===== INPUT FOR THIS TASK =====

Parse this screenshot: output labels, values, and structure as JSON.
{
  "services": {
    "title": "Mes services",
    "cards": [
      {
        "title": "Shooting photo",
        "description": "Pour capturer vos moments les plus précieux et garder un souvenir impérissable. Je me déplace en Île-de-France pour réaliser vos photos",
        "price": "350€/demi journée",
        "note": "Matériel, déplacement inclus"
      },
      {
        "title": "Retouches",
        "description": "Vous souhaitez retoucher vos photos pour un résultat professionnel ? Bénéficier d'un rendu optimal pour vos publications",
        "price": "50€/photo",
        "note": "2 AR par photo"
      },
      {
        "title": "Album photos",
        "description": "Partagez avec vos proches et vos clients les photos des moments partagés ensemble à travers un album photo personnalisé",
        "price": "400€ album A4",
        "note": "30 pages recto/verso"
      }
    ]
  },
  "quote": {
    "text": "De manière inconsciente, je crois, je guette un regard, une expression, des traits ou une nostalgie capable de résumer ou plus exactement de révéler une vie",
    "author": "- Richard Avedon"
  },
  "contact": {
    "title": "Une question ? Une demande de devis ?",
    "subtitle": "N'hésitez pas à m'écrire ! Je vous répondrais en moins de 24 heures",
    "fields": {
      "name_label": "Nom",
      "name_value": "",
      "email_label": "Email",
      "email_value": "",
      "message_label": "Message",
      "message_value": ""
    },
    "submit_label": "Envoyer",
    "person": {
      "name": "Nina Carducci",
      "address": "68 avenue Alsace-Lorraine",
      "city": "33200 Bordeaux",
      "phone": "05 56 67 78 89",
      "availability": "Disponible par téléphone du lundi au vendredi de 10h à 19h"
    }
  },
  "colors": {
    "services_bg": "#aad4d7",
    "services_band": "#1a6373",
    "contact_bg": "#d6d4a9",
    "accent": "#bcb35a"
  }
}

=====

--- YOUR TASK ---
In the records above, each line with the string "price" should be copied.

--- WRITTEN SOLUTION ---
        "price": "350€/demi journée",
        "price": "50€/photo",
        "price": "400€ album A4",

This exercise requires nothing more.